## Given information
----------

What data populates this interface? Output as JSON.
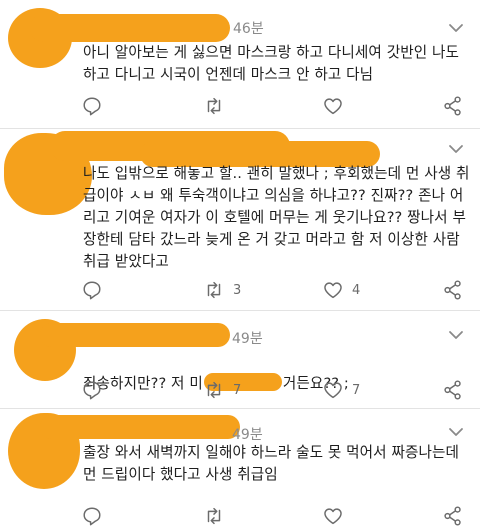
{
  "tweets": [
    {
      "time": "46분",
      "text": "아니 알아보는 게 싫으면 마스크랑 하고 다니세여 갓반인 나도 하고 다니고 시국이 언젠데 마스크 안 하고 다님",
      "retweets": "",
      "likes": ""
    },
    {
      "time": "",
      "text": "나도 입밖으로 해놓고 할.. 괜히 말했나 ; 후회했는데 먼 사생 취급이야 ㅅㅂ 왜 투숙객이냐고 의심을 하냐고?? 진짜?? 존나 어리고 기여운 여자가 이 호텔에 머무는 게 웃기나요?? 짱나서 부장한테 담타 갔느라 늦게 온 거 갖고 머라고 함 저 이상한 사람 취급 받았다고",
      "retweets": "3",
      "likes": "4"
    },
    {
      "time": "49분",
      "text": "죄송하지만?? 저 미",
      "text_tail": "거든요?? ;",
      "retweets": "7",
      "likes": "7"
    },
    {
      "time": "49분",
      "text": "출장 와서 새벽까지 일해야 하느라 술도 못 먹어서 짜증나는데 먼 드립이다 했다고 사생 취급임",
      "retweets": "",
      "likes": ""
    }
  ],
  "icons": {
    "reply": "reply-icon",
    "retweet": "retweet-icon",
    "like": "heart-icon",
    "share": "share-icon"
  },
  "colors": {
    "redaction": "#f5a11c",
    "icon": "#6b6b6b",
    "time": "#8a8a8a"
  }
}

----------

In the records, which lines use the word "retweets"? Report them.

      "retweets": "",
      "retweets": "3",
      "retweets": "7",
      "retweets": "",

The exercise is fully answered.